Perhaps the most unique design in Los Angeles at the moment, The Exchange’s blend of wood paneling, leather banquettes, and turquoise walls gives it a special kind of warmth. And with large windows that look out into the Downtown landscape, it feels enmeshed with all the development happening in this part of the central business district. 416 W. 8th St. Downtown LA.
Ricardo Zarate’s comeback Peruvian restaurant in West Hollywood is like two sides of a coin. The airy, bright back room feels incredible lush and natural, though with white-tiled walls, neon accents, and modern furniture it has an almost throwback vibe. The front area’s inviting feel comes from its open kitchen and substantial bar area, which buzzes every night. 8479 Melrose Avenue, West Hollywood.
Easily the most arresting design of 2017, this previously empty architectural wonder stood for years in Culver City’s Hayden Tract as a signature work of star architect Erin Owen Moss. This year, it transformed into a four-story restaurant of the grandest ambitions from Jordan Kahn. The clear views from its top floor perch, and its tiny mid-story dining room, gives the place an otherworldly feel while its flameless kitchen, located on the third floor, feel like a sci-fi movie set. 3599 Hayden Drive, Culver City.
Joe’s commanded reverence and respect for years along Abbot Kinney before it closed a few years ago. Evan Funke’s pasta restaurant gives it new life, with modest appointments and comfortable midcentury furniture. The place looks a lot better when lit with daylight, though it retains a suave, understated appeal when the evening descends. The pasta lab commands the most attention, especially when cooks are rolling out fresh pasta through the night. That front cocktail area feels especially like a European cafe, though it’s often bustling with those hoping to land a walk-in table. 1023 Abbot Kinney Blvd, Venice.

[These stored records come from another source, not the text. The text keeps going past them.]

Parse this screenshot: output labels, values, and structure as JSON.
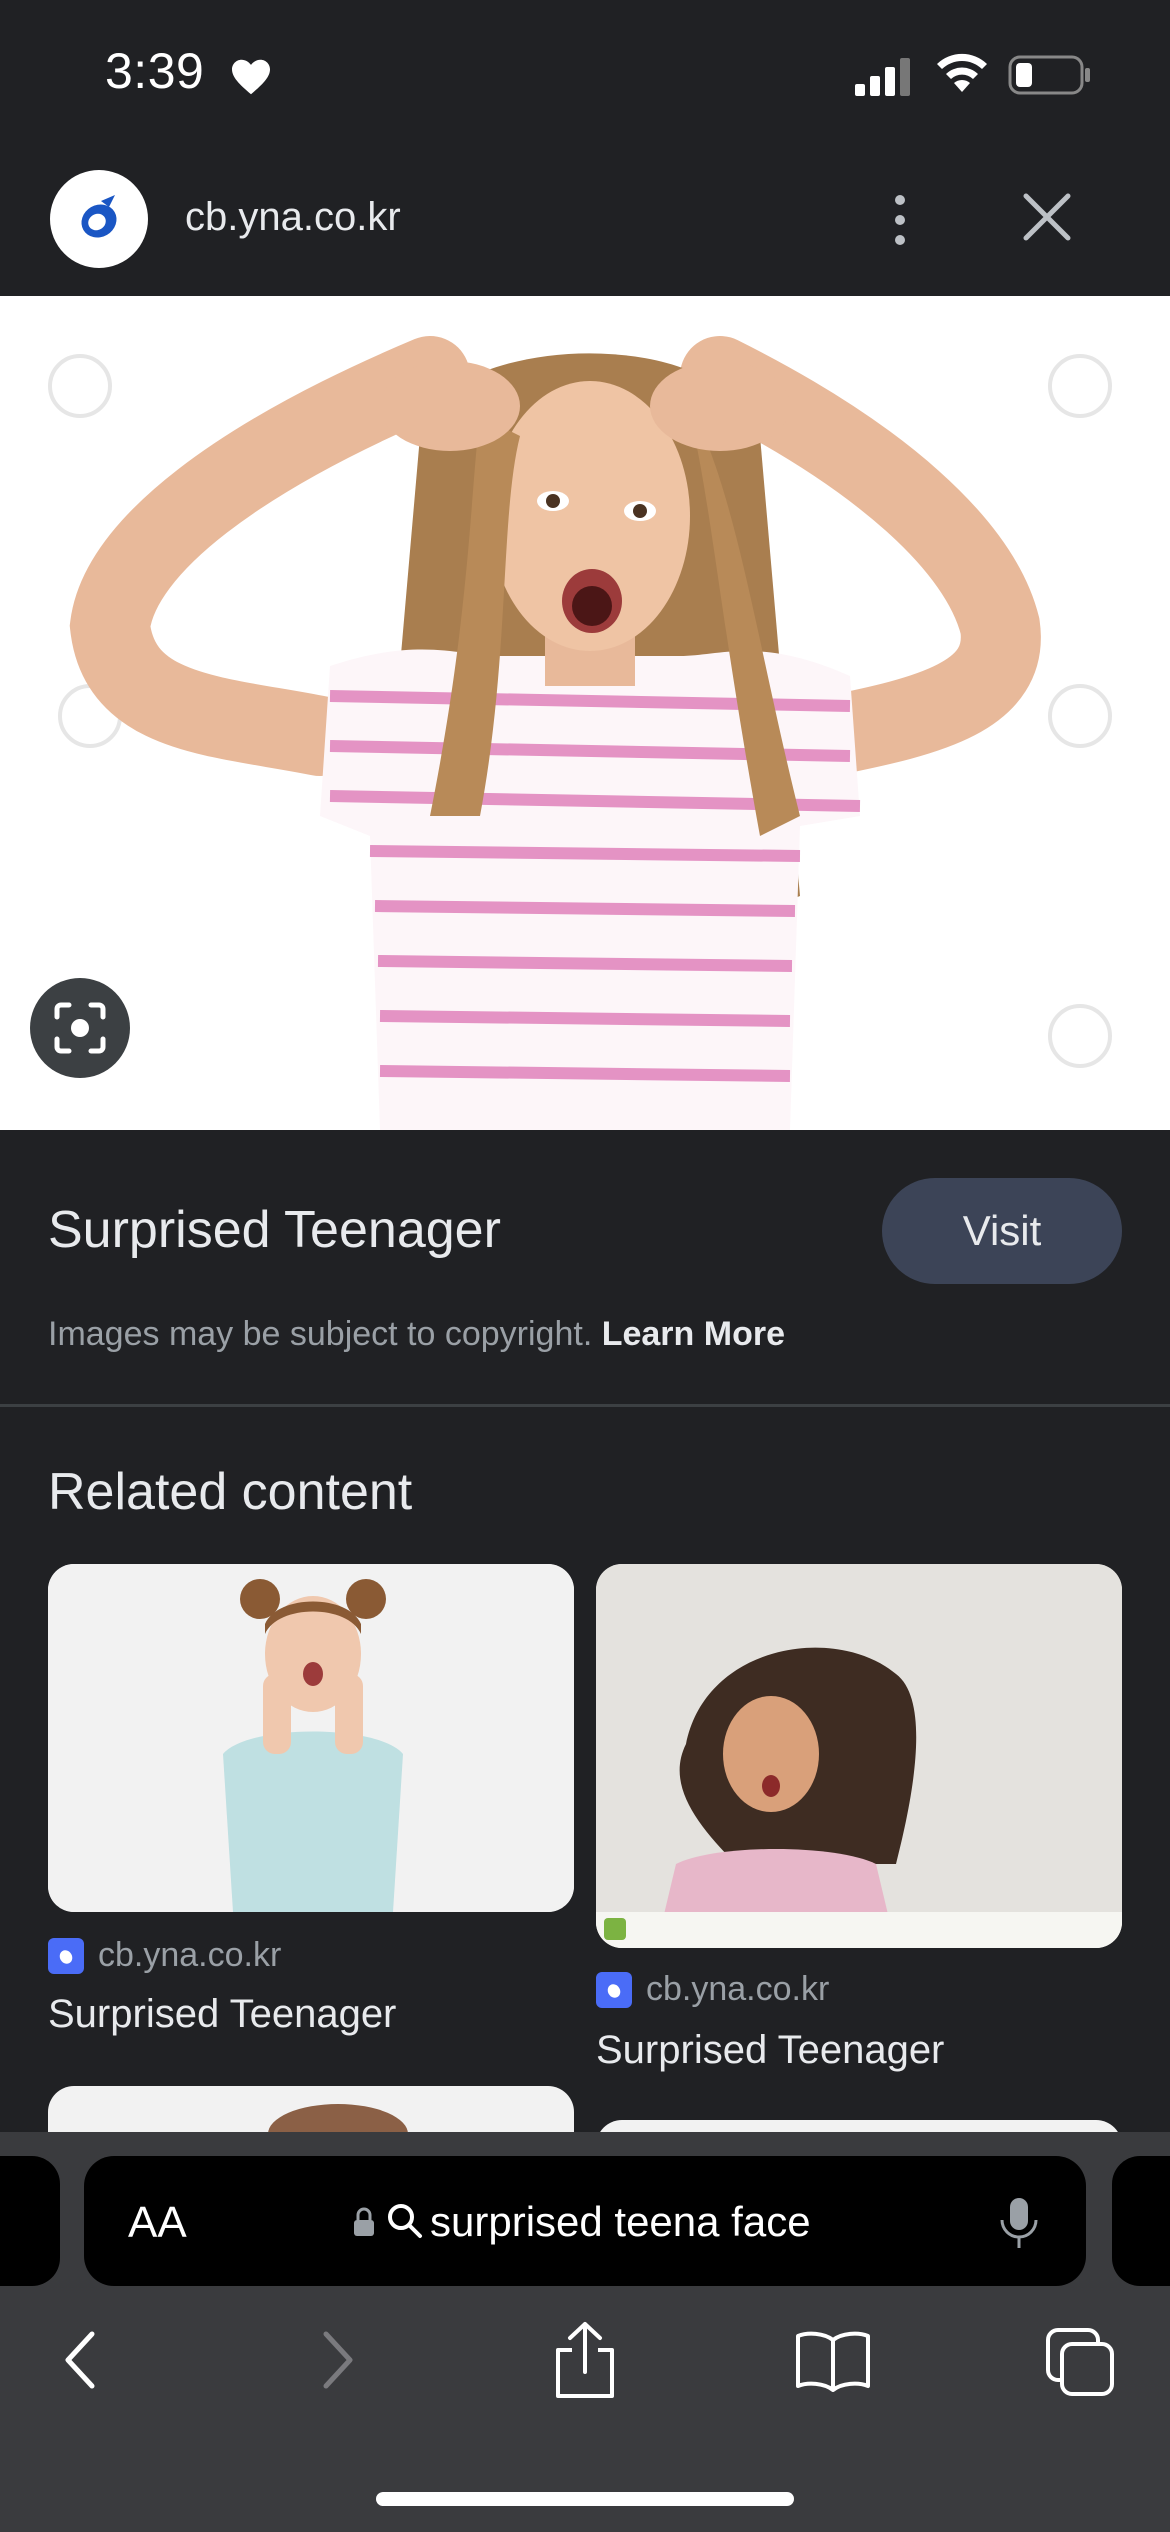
{
  "status_bar": {
    "time": "3:39"
  },
  "header": {
    "site_domain": "cb.yna.co.kr"
  },
  "image_info": {
    "title": "Surprised Teenager",
    "visit_label": "Visit",
    "copyright_text": "Images may be subject to copyright.",
    "learn_more_label": "Learn More"
  },
  "related": {
    "heading": "Related content",
    "cards": [
      {
        "source": "cb.yna.co.kr",
        "title": "Surprised Teenager"
      },
      {
        "source": "cb.yna.co.kr",
        "title": "Surprised Teenager"
      }
    ]
  },
  "browser": {
    "aa_label": "AA",
    "address_text": "surprised teena face"
  },
  "colors": {
    "background": "#202124",
    "visit_button": "#3c4457",
    "bottom_chrome": "#3a3b3e"
  }
}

This modern Mexican restaurant in Silver Lake boasts a wide outdoor dining patio and a fantastic bar area. 2815 Sunset Blvd, Silver Lake.

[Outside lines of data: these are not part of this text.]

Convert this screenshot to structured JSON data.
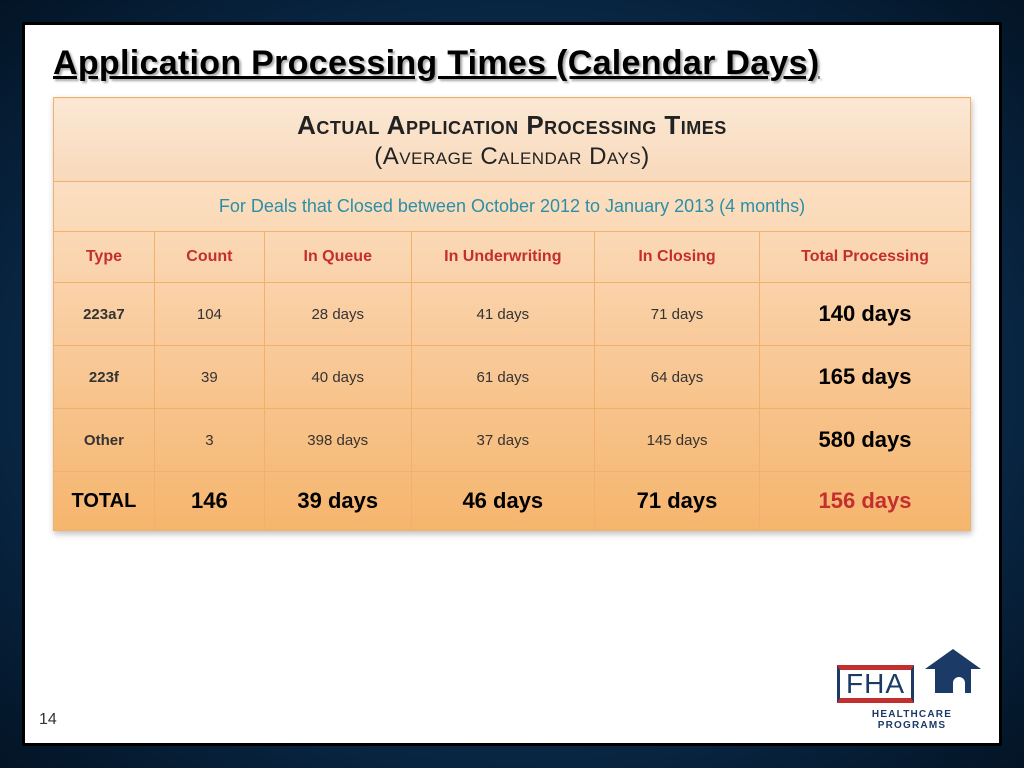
{
  "title": "Application Processing Times (Calendar Days)",
  "table": {
    "header_line1": "Actual Application Processing Times",
    "header_line2": "(Average Calendar Days)",
    "sub_header": "For Deals that Closed between October 2012 to January 2013 (4 months)",
    "columns": [
      "Type",
      "Count",
      "In Queue",
      "In Underwriting",
      "In Closing",
      "Total Processing"
    ],
    "rows": [
      {
        "type": "223a7",
        "count": "104",
        "queue": "28 days",
        "underwriting": "41 days",
        "closing": "71 days",
        "total": "140 days"
      },
      {
        "type": "223f",
        "count": "39",
        "queue": "40 days",
        "underwriting": "61 days",
        "closing": "64 days",
        "total": "165 days"
      },
      {
        "type": "Other",
        "count": "3",
        "queue": "398 days",
        "underwriting": "37 days",
        "closing": "145 days",
        "total": "580 days"
      }
    ],
    "total_row": {
      "type": "TOTAL",
      "count": "146",
      "queue": "39 days",
      "underwriting": "46 days",
      "closing": "71 days",
      "total": "156 days"
    }
  },
  "page_number": "14",
  "logo": {
    "acronym": "FHA",
    "subtitle": "HEALTHCARE PROGRAMS"
  },
  "chart_data": {
    "type": "table",
    "title": "Actual Application Processing Times (Average Calendar Days)",
    "note": "For Deals that Closed between October 2012 to January 2013 (4 months)",
    "columns": [
      "Type",
      "Count",
      "In Queue (days)",
      "In Underwriting (days)",
      "In Closing (days)",
      "Total Processing (days)"
    ],
    "rows": [
      [
        "223a7",
        104,
        28,
        41,
        71,
        140
      ],
      [
        "223f",
        39,
        40,
        61,
        64,
        165
      ],
      [
        "Other",
        3,
        398,
        37,
        145,
        580
      ],
      [
        "TOTAL",
        146,
        39,
        46,
        71,
        156
      ]
    ]
  }
}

With clean, modern lines and just the right balance between orange and brown hues between off-white tilings and walls. Casa Cubana has a relaxed ambiance that feels perfect with an afternoon cafecito. 541 S. Spring St. Downtown.
This modern Tiki lounge in Hollywood eschews the kitsch and knick-knacks of classic Polynesian cocktail spots, with opts for a pattern-laden interior. The place recalls a tropical destination with the stylish touch of a Hollywood bar. 6611 Hollywood Blvd.
This glorious remodel has one of the brightest and nicest new restaurant interiors in Los Angeles, thanks to a hipster-Tulum vibe meshed with a beachy-cool color palette. 118 Entrada Dr. Santa Monica.
When the sun goes down, this lovely Chinatown restaurant and wine bar has just the right lighting. Magenta neon greets diners as they walk in, and unfinished rafters enclose a sweeping wine bar that does a lot with very little in the way of embellishment. There’s something really nice about sitting out on the small patio, with the Gold Line train rumbling above, and the deserted Chinatown streets just beyond. 1135 N. Alameda, Chinatown.
Wabi Venice had a pretty clear transformation in 2017 and everything from its easy-going Nobu-style menu to its striking interior drew scores of diners once it reopened. The back dining room has a rowdy, clustered ambiance while the front’s bar, assembled with a winding wood edge, steers away from the straight lines that characterize most other bars. Perhaps the hanging plants and the incredible wallpaper were a little too on the nose, but most design mavens would give this Venice restaurant’s remodel a big thumbs up. 1635 Abbot Kinney Blvd, Venice.